• [Provided records]
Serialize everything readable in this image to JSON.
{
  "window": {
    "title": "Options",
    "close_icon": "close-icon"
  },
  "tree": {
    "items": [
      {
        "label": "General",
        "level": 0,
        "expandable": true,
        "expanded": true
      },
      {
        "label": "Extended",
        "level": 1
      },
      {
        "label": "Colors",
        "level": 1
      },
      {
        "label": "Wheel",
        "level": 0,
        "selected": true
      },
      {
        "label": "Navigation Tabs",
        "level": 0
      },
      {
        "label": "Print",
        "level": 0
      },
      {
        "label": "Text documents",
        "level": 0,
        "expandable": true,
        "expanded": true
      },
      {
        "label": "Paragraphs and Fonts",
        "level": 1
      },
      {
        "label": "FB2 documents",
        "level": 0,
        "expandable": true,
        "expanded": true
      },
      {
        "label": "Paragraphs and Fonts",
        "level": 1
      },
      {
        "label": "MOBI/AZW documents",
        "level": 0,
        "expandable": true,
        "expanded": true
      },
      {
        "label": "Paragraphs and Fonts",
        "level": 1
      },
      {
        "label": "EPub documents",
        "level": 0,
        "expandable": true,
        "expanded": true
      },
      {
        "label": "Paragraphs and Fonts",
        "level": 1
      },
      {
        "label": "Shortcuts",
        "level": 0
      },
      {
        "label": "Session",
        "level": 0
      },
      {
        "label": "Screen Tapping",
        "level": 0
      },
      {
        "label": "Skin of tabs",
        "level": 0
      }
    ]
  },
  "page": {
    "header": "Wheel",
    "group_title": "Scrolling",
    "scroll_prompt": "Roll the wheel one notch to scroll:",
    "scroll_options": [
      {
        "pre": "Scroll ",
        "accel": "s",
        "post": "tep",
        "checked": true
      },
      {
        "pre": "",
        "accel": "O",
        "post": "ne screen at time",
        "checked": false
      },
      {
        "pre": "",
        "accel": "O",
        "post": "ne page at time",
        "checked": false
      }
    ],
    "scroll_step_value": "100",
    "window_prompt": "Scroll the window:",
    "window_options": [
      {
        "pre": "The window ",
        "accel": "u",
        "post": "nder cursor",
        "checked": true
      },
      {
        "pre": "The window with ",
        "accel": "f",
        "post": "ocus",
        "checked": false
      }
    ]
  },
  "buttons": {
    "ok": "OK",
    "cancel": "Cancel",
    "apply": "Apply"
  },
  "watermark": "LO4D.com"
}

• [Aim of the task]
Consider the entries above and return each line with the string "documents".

• [Solution to this task]
        "label": "Text documents",
        "label": "FB2 documents",
        "label": "MOBI/AZW documents",
        "label": "EPub documents",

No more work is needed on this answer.